Referring to the import through sea route, he said in the letter that arecanut is imported through ports by mis-declaring the cargo. Commercial invoices and bills of entry may falsely categorise the shipment as dates or raw cashew. In fact, it contains arecanut, he said, adding this deceptive practice is prevalent in Mundra, Thughlakabad ICD and Chennai.
Importers take advantage of the SAFTA agreement importing goods at zero per cent duty and only 5 per cent GST. The goods are first moved to Sri Lanka or Bangladesh. There the ‘Country of Origin’ is manipulated to reflect that particular nation, he said.
On the import through land routes, Kodgi said in the letter that arecanut is being imported through various border routes such as Champhai (Mynamar-Mizoram border) to Bairandi (Mizoram-Assam border) to Guwahati to Delhi and Kanpur; and Moreh (Myanmar-Manipur border) to Dimapur, Nagaland to Guwahati and North India. He said there are reports of flights carrying up to 10 tonnes of arecanut from Imphal, Agartala and Guwahati every day.
“This illegal trade not only severely impacts the domestic arecanut market putting farmers at a disadvantage in terms of market rates, but also results in substantial revenue loss for the Government. Importers are exploiting deceptive methods such as disguising arecanut as dry fruits or fish meal to avoid detection,” he said in the letter.

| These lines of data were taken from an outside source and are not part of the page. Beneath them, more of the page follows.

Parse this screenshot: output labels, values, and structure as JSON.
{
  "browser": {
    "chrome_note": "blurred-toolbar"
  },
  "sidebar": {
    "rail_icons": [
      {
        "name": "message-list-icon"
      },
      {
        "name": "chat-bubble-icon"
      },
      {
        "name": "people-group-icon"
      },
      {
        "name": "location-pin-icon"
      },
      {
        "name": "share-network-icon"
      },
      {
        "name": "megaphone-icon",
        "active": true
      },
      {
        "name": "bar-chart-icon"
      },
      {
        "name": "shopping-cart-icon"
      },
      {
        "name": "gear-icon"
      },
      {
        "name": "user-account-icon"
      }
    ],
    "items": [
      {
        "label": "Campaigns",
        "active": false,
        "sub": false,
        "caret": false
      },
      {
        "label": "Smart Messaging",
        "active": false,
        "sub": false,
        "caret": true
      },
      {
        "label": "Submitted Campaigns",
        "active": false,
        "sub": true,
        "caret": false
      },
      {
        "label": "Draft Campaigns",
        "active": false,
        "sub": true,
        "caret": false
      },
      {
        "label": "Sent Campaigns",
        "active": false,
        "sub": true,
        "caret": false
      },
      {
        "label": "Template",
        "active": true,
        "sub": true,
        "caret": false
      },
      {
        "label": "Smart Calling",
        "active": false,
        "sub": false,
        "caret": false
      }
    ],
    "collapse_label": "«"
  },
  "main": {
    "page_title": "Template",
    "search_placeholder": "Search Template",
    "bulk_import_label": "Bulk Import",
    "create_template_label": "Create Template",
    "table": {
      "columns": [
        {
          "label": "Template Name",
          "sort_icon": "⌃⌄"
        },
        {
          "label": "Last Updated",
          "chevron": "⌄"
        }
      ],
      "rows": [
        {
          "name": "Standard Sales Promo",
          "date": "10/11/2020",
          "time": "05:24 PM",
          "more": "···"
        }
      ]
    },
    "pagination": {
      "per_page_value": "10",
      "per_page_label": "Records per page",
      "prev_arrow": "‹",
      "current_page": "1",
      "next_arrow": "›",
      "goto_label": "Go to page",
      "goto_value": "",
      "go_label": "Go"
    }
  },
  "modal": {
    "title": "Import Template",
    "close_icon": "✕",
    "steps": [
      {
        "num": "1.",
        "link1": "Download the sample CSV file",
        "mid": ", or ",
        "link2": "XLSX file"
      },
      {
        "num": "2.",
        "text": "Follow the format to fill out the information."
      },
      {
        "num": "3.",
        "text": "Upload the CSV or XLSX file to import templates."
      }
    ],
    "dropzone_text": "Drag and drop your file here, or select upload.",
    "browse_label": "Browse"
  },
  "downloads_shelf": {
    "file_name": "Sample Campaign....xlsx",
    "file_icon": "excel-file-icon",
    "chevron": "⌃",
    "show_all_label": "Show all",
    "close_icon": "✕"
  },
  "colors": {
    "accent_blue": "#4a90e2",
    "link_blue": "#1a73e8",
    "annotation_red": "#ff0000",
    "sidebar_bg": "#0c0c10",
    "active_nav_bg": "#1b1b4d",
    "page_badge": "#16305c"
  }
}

Requesting the Prime Minister to direct the Union Commerce Ministry for intervention in this matter and to advise the officials concerned to take immediate and stringent action to curb the illegal entry of arecanut into the country, Kodgi said: “Your guidance and support are pivotal in safeguarding the interests of our farmers, preserving the integrity of our domestic market and ensuring the revenue streams for our nation.”